How can we use technology in the early childhood field to make the lives of providers and families easier and boost quality time with young children? And how can everyone from tech entrepreneurs to program implementers, government and system leaders, and funders help make that happen?
Recently, we reflected on these big questions around technology with partners at Early Edge California, Ounce of Prevention Fund, and Texans Care for Children. The panel discussion was a follow-up to our joint interactive report, Enabling Smart Early Childhood Technology in Public Systems: Where We Are and What Comes Next, made possible by Imaginable Futures. To watch the conversation, scroll down to the recording.
In addition to sharing our findings from the report, we discussed how stakeholders can guide effective tech development and adoption and what they plan to do about it next. It’s clear there is opportunity to bring provider and family voices to the table, prove the value and downstream benefits of products, and plan for the full cost and life cycle of technology — and everyone in this ecosystem has a role to play.
A few highlights:
- “We have a fragmented system right now. We need technology and technologists to help us stop that fragmentation, not help to continue it.” — Rebecca Berlin, Senior Vice President, Quality, Solutions and Impact of the Ounce of Prevention Fund
- “We’ve asked potential users or people who are using technology what is important to them and how they would want to use it, and I think that has to be at the core of everything.” — Stephanie Rubin, CEO of Texans Care for Children
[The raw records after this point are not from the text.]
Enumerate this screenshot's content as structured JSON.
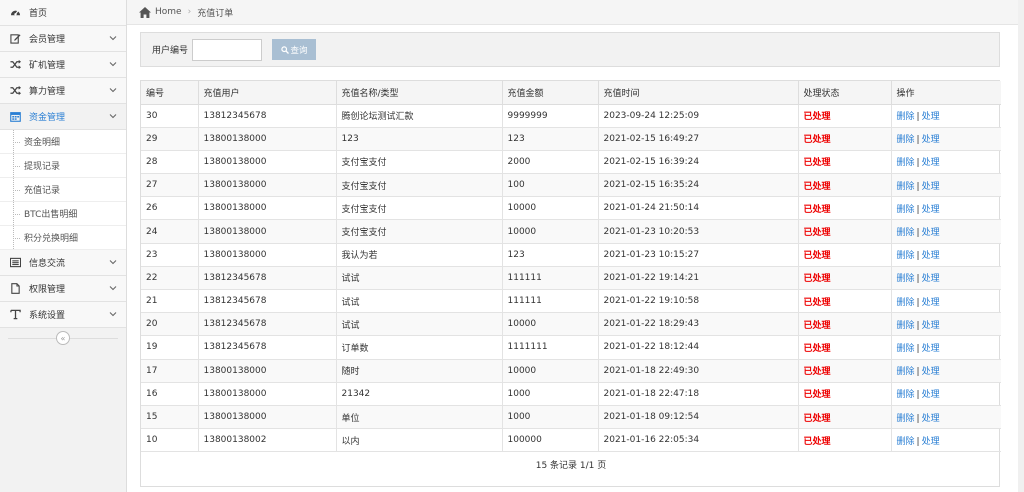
{
  "sidebar": {
    "items": [
      {
        "label": "首页",
        "icon": "dashboard-icon",
        "has_children": false
      },
      {
        "label": "会员管理",
        "icon": "edit-icon",
        "has_children": true
      },
      {
        "label": "矿机管理",
        "icon": "shuffle-icon",
        "has_children": true
      },
      {
        "label": "算力管理",
        "icon": "shuffle-icon",
        "has_children": true
      },
      {
        "label": "资金管理",
        "icon": "calendar-icon",
        "has_children": true,
        "active": true
      },
      {
        "label": "信息交流",
        "icon": "list-icon",
        "has_children": true
      },
      {
        "label": "权限管理",
        "icon": "file-icon",
        "has_children": true
      },
      {
        "label": "系统设置",
        "icon": "text-icon",
        "has_children": true
      }
    ],
    "sub_items": [
      "资金明细",
      "提现记录",
      "充值记录",
      "BTC出售明细",
      "积分兑换明细"
    ]
  },
  "breadcrumb": {
    "home": "Home",
    "current": "充值订单"
  },
  "search": {
    "label": "用户编号",
    "value": "",
    "button": "查询"
  },
  "table": {
    "headers": [
      "编号",
      "充值用户",
      "充值名称/类型",
      "充值金额",
      "充值时间",
      "处理状态",
      "操作"
    ],
    "rows": [
      [
        "30",
        "13812345678",
        "腾创论坛测试汇款",
        "9999999",
        "2023-09-24 12:25:09",
        "已处理"
      ],
      [
        "29",
        "13800138000",
        "123",
        "123",
        "2021-02-15 16:49:27",
        "已处理"
      ],
      [
        "28",
        "13800138000",
        "支付宝支付",
        "2000",
        "2021-02-15 16:39:24",
        "已处理"
      ],
      [
        "27",
        "13800138000",
        "支付宝支付",
        "100",
        "2021-02-15 16:35:24",
        "已处理"
      ],
      [
        "26",
        "13800138000",
        "支付宝支付",
        "10000",
        "2021-01-24 21:50:14",
        "已处理"
      ],
      [
        "24",
        "13800138000",
        "支付宝支付",
        "10000",
        "2021-01-23 10:20:53",
        "已处理"
      ],
      [
        "23",
        "13800138000",
        "我认为若",
        "123",
        "2021-01-23 10:15:27",
        "已处理"
      ],
      [
        "22",
        "13812345678",
        "试试",
        "111111",
        "2021-01-22 19:14:21",
        "已处理"
      ],
      [
        "21",
        "13812345678",
        "试试",
        "111111",
        "2021-01-22 19:10:58",
        "已处理"
      ],
      [
        "20",
        "13812345678",
        "试试",
        "10000",
        "2021-01-22 18:29:43",
        "已处理"
      ],
      [
        "19",
        "13812345678",
        "订单数",
        "1111111",
        "2021-01-22 18:12:44",
        "已处理"
      ],
      [
        "17",
        "13800138000",
        "随时",
        "10000",
        "2021-01-18 22:49:30",
        "已处理"
      ],
      [
        "16",
        "13800138000",
        "21342",
        "1000",
        "2021-01-18 22:47:18",
        "已处理"
      ],
      [
        "15",
        "13800138000",
        "单位",
        "1000",
        "2021-01-18 09:12:54",
        "已处理"
      ],
      [
        "10",
        "13800138002",
        "以内",
        "100000",
        "2021-01-16 22:05:34",
        "已处理"
      ]
    ],
    "actions": {
      "delete": "删除",
      "handle": "处理",
      "separator": "|"
    },
    "footer": "15 条记录 1/1 页"
  },
  "colors": {
    "accent": "#2a7fd4",
    "status": "#ee0000",
    "search_button": "#a9bfd3"
  }
}
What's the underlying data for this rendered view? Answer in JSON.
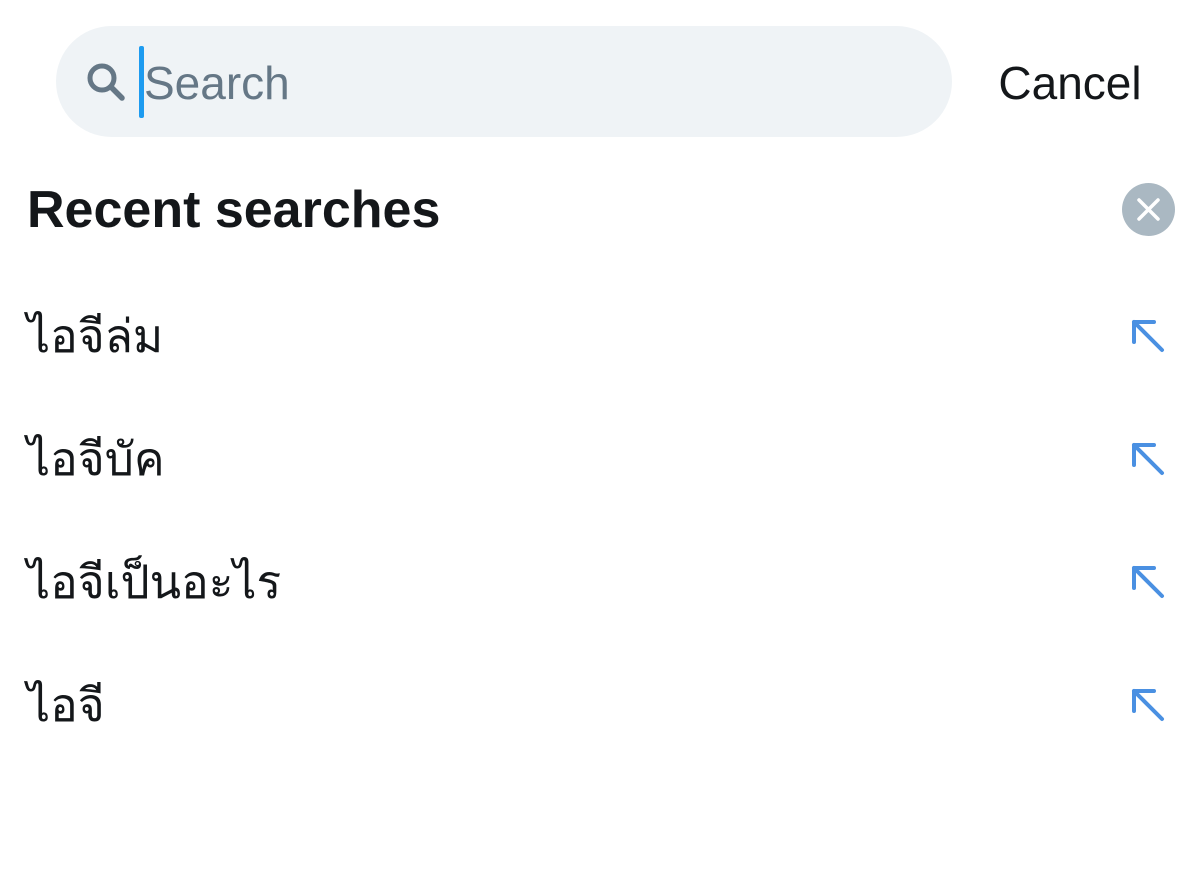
{
  "search": {
    "placeholder": "Search",
    "value": ""
  },
  "header": {
    "cancel_label": "Cancel"
  },
  "recent": {
    "title": "Recent searches",
    "items": [
      {
        "label": "ไอจีล่ม"
      },
      {
        "label": "ไอจีบัค"
      },
      {
        "label": "ไอจีเป็นอะไร"
      },
      {
        "label": "ไอจี"
      }
    ]
  },
  "icons": {
    "search": "search-icon",
    "clear": "close-icon",
    "fill": "arrow-up-left-icon"
  },
  "colors": {
    "accent": "#1d9bf0",
    "search_bg": "#eff3f6",
    "placeholder": "#657786",
    "clear_bg": "#aab8c2",
    "text": "#14171a"
  }
}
- “At the state level in terms of data, how can we create a system where we collect data and we use it? For teachers, how do we make it easier for them to use assessments and get professional development? And for providers to do administration and for parents — at every level, I see opportunity.” — Patricia Lozano, Executive Director of Early Edge California
- “If I had my magic wand for government and systems leaders, I’d like to see reform for procurement processes for technology. In California, we’re excited to see that already happening and to be thinking about how do you put out a challenge and ask for solutions in response to that versus waiting to see what comes.” — Catherine Atkin, Founder and Senior Advisor of the Early Learning Lab
Watch the conversation below.
Related resources from the panel discussion:
- Report: Enabling Smart Early Childhood Technology in Public Systems: Where We Are and What Comes Next
- California budget profile: Early Childhood Funding in California
- Illinois budget profile: Early Childhood Funding in Illinois
- Texas budget profile: Early Childhood Funding in Texas
- List of tech ventures: Promise Venture Studio’s ECD Venture Index